This was our favorite part and my husband did a great job on it! Here is where your project starts to get pretty! You can actually see it come together.
It’s kind of like spackling, you use the grout float and push the grout into the gaps then come in at a 45-degree angle to remove any excess.
Then you come with a bucket of water and sponge and wipe it down. You should wait about 10 minutes before doing this though.
You might notice a little haziness on the tile and if so you need to come in with the water and sponge one more time and wipe the tiles down. I had to do it and it worked like a charm.
Wait 24 hours to let it dry.
Step 5 – Put it all back together
So now you need to re-install the doors, put the shower head up and all the stuff around the faucet and water spout.
Caulk all the corners and around the shower doors. I used white on everything except the doors, we used clear there.
Here is the finished product! It looks so much better and I have peace of mind that there is no damage being done to my house.
Again, sorry for the blurriness. It was hard to take the picture through the glass. I need to practice more with this camera! 😂
Hammer and screwdriver for demo
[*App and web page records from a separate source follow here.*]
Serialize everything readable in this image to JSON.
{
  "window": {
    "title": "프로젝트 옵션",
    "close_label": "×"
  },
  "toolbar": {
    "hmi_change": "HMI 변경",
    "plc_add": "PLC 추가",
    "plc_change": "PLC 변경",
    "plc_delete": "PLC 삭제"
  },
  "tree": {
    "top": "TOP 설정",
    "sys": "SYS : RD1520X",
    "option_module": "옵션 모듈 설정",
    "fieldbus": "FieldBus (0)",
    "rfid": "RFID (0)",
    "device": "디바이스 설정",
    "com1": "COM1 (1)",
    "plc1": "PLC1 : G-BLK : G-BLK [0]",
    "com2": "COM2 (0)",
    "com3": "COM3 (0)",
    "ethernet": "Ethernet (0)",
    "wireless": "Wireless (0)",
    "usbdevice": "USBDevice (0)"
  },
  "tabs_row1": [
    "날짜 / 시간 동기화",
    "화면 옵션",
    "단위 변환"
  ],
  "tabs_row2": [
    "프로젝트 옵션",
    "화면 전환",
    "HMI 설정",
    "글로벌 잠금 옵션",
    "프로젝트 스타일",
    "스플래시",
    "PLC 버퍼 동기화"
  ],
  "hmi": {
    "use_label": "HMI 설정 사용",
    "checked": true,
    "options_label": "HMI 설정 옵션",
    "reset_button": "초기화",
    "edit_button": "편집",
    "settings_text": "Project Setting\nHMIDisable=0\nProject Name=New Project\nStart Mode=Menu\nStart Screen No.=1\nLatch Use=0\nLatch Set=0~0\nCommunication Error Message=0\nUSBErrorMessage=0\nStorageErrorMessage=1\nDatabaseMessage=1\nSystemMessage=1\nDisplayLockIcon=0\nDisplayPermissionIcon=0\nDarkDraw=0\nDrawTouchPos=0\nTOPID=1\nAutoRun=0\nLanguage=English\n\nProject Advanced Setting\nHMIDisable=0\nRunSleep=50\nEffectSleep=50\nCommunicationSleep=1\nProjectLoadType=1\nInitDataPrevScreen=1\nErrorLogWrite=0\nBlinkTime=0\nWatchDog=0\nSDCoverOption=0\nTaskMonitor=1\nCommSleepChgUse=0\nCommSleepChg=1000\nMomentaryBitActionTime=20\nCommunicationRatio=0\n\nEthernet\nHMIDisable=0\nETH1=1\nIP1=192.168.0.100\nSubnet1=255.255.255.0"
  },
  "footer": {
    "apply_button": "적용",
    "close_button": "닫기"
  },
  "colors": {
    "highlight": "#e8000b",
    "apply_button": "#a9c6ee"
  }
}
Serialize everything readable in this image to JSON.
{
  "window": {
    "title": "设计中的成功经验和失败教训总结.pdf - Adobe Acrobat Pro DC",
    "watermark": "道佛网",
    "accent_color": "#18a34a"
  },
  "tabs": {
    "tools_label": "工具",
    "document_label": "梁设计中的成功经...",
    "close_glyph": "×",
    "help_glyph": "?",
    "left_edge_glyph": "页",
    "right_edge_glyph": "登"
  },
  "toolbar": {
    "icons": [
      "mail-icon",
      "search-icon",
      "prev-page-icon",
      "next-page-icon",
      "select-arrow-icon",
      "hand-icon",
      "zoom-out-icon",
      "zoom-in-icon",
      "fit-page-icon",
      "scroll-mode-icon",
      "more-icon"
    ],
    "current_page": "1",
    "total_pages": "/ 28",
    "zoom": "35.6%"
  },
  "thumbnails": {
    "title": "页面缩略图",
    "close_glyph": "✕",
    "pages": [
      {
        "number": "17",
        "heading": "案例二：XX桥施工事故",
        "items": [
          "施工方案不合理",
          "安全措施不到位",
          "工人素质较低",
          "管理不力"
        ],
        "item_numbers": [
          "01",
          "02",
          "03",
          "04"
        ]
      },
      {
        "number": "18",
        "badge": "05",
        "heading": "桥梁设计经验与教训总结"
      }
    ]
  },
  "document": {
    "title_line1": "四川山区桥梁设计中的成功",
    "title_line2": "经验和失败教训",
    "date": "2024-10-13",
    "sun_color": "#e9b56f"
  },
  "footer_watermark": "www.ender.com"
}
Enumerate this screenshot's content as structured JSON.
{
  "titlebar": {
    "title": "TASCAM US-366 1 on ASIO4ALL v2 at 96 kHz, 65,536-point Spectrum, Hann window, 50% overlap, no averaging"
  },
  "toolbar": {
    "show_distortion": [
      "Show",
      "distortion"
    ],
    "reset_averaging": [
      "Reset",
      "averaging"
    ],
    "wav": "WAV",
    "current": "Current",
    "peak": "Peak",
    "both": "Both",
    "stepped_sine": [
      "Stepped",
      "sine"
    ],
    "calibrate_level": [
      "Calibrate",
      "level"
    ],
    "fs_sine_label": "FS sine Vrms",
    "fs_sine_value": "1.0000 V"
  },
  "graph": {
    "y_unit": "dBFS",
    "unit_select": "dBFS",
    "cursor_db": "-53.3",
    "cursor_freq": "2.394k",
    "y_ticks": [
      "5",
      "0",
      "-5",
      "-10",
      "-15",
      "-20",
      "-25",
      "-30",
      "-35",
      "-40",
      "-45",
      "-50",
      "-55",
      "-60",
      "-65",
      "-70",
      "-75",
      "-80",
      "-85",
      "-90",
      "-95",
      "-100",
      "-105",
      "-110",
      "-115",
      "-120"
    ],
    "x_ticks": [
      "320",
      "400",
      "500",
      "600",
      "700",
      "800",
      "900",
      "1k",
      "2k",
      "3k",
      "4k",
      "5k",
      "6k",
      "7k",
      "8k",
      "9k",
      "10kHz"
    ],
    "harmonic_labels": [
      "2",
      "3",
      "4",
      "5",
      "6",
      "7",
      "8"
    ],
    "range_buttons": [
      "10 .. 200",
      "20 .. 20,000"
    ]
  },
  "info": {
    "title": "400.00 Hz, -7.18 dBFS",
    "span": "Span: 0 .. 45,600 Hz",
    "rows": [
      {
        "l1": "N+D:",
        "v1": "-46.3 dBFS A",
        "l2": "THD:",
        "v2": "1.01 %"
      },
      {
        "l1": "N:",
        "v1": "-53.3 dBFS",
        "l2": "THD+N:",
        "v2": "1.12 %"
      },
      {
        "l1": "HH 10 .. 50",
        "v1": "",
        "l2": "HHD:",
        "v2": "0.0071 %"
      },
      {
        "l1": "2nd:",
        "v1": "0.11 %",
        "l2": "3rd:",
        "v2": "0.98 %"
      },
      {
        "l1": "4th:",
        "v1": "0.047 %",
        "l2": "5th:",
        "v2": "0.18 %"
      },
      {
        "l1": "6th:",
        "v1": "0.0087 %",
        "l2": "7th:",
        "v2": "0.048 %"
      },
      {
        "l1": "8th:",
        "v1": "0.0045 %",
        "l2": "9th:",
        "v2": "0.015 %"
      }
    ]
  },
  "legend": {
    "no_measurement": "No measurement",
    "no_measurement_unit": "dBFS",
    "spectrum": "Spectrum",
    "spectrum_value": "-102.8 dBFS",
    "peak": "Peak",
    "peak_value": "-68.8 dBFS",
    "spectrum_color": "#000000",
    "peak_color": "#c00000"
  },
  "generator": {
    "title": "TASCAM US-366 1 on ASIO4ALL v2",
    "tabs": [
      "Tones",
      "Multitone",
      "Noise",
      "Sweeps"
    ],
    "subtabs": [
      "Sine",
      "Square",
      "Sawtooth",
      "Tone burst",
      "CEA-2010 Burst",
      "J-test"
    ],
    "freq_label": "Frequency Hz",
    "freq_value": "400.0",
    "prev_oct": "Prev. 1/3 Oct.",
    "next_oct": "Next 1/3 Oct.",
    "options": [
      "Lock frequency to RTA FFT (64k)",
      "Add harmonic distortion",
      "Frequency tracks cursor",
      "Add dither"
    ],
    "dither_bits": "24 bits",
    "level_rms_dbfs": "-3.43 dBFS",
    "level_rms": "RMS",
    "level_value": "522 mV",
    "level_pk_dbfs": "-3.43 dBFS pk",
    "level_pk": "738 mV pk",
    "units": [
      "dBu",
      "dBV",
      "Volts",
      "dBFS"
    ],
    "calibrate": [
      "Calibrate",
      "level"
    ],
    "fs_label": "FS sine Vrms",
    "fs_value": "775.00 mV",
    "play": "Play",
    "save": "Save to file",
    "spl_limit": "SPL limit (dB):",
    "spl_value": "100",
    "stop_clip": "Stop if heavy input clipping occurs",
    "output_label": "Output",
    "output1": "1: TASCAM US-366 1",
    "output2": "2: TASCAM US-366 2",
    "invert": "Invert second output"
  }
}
Mixer attachment for drill
wet saw or tile cutter
Well, I hope you are loving the transformation as much as I do. It was just such a cost savings that I would do it again in a heartbeat, maybe like next year though! LOL! It was a big project and my girl is so happy to have her shower back!